Summer is typically when most families travel on vacation, and more likely than not, you'll be traveling with a camera. Any photographer -- professional or amateur -- can use simple tips to help them take better vacation photos.
During the past decade, I've made a living teaching others how to take better photos at some of the most beautiful, exotic locations on earth. While the breathtaking landscapes of Antarctica or the fascinating creatures of Botswana help make for a pretty great photograph, you can make the best of any location or experience by following a few simple tips and techniques.
Here are my 10 tips for taking better vacation photos:
It's difficult to take a photograph without a camera, right? Don't forget that most smartphones have cameras, even if they aren't the best quality.

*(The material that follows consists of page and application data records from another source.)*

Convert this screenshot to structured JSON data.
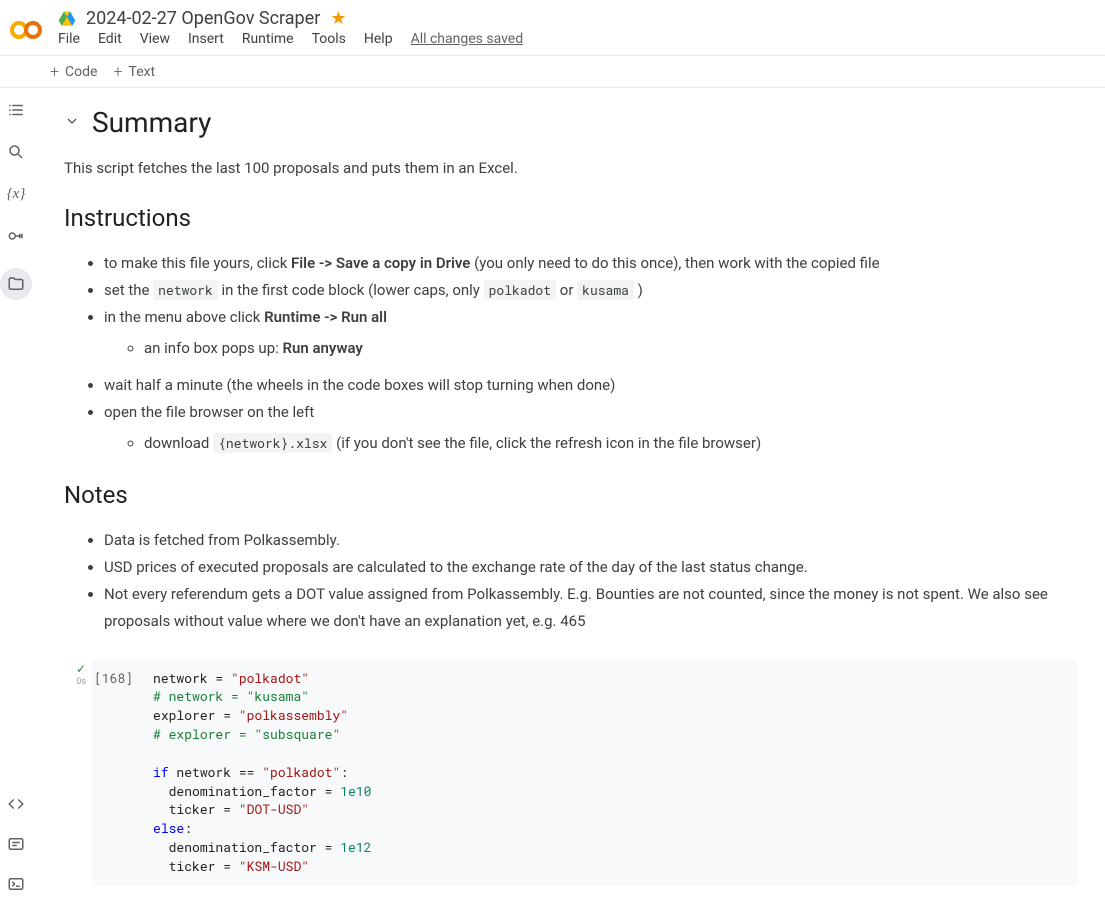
{
  "header": {
    "title": "2024-02-27 OpenGov Scraper",
    "starred": true,
    "menu": [
      "File",
      "Edit",
      "View",
      "Insert",
      "Runtime",
      "Tools",
      "Help"
    ],
    "save_status": "All changes saved"
  },
  "toolbar": {
    "code_label": "Code",
    "text_label": "Text"
  },
  "sidebar_icons": [
    "toc",
    "search",
    "variables",
    "secrets",
    "files"
  ],
  "content": {
    "summary_heading": "Summary",
    "summary_text": "This script fetches the last 100 proposals and puts them in an Excel.",
    "instructions_heading": "Instructions",
    "instructions": {
      "i1_pre": "to make this file yours, click ",
      "i1_bold": "File -> Save a copy in Drive",
      "i1_post": " (you only need to do this once), then work with the copied file",
      "i2_pre": "set the ",
      "i2_code1": "network",
      "i2_mid": " in the first code block (lower caps, only ",
      "i2_code2": "polkadot",
      "i2_or": " or ",
      "i2_code3": "kusama",
      "i2_post": " )",
      "i3_pre": "in the menu above click ",
      "i3_bold": "Runtime -> Run all",
      "i3a_pre": "an info box pops up: ",
      "i3a_bold": "Run anyway",
      "i4": "wait half a minute (the wheels in the code boxes will stop turning when done)",
      "i5": "open the file browser on the left",
      "i5a_pre": "download ",
      "i5a_code": "{network}.xlsx",
      "i5a_post": " (if you don't see the file, click the refresh icon in the file browser)"
    },
    "notes_heading": "Notes",
    "notes": [
      "Data is fetched from Polkassembly.",
      "USD prices of executed proposals are calculated to the exchange rate of the day of the last status change.",
      "Not every referendum gets a DOT value assigned from Polkassembly. E.g. Bounties are not counted, since the money is not spent. We also see proposals without value where we don't have an explanation yet, e.g. 465"
    ]
  },
  "code_cell": {
    "exec_count": "[168]",
    "exec_time": "0s",
    "lines": [
      {
        "t": "assign",
        "var": "network",
        "op": " = ",
        "val": "\"polkadot\"",
        "cls": "s-str"
      },
      {
        "t": "comment",
        "text": "# network = \"kusama\""
      },
      {
        "t": "assign",
        "var": "explorer",
        "op": " = ",
        "val": "\"polkassembly\"",
        "cls": "s-str"
      },
      {
        "t": "comment",
        "text": "# explorer = \"subsquare\""
      },
      {
        "t": "blank"
      },
      {
        "t": "if",
        "kw": "if",
        "cond": " network == ",
        "val": "\"polkadot\"",
        "tail": ":"
      },
      {
        "t": "assign2",
        "var": "  denomination_factor",
        "op": " = ",
        "val": "1e10",
        "cls": "s-num"
      },
      {
        "t": "assign2",
        "var": "  ticker",
        "op": " = ",
        "val": "\"DOT-USD\"",
        "cls": "s-str"
      },
      {
        "t": "else",
        "kw": "else",
        "tail": ":"
      },
      {
        "t": "assign2",
        "var": "  denomination_factor",
        "op": " = ",
        "val": "1e12",
        "cls": "s-num"
      },
      {
        "t": "assign2",
        "var": "  ticker",
        "op": " = ",
        "val": "\"KSM-USD\"",
        "cls": "s-str"
      }
    ]
  }
}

Sometimes a quick-grab-shot to post on Facebook is enough to show family and friends what you're up to.
Let's face it, most of the people who view our photographs are friends and family, and they'll be much more interested in the places you visit if you include people they know in your photos. You don't have to do this for all of your images, but people will have a closer connection with your images if they include familiar faces.
The best light comes at the beginning and end of each day, and the first and last sunlight of the day is what we call the "magical hours." The warm light at this time is much more flattering than mid-day light, which tends to be blue.
Have you ever been stuck on a camera mode and had no idea how to undo something that you never intended to be there in the first place? You'll most likely need the camera manual to get you back to a standard setting, as modern cameras can be quite challenging with all of the various features and functionality. Most camera manuals are small books, so they don't take up too much space. Many camera manufacturers also have Adobe Acrobat PDF versions of the manuals, and you can view these on your digital eBook reader or smartphone.
Try zooming in, zooming out and shooting vertical, as well as horizontal. This will help you take different types of images. For example, photograph detail shots of flowers or anything small and portraits of people you both know and don't know. Try shooting wide open landscape images, as well as zooming in on smaller parts of the landscape for a more intimate feel.
Our brains are hard wired to look for simple shapes with our eyes. Try to do whatever you can to remove visually distracting elements in your scene. This is done by changing your shooting position and using your focal length (zooming in and out).
If you know more about what your subject is, you're more likely to take images that somehow illustrate something you have learned about it.
Always have enough battery power to get you through the day.
If you don't pay attention, all of your photographs will be taken from your eye level. If you squat down, lie down or perhaps gain a perspective from above, you might end up with images that have a better sense of space.
Elements that are on the edges of the frame will tend to act as magnets for your viewers' eyes. If you want your viewers to look to the edges, that's okay. If you don't, you should examine what's on the edges of the frame and recompose.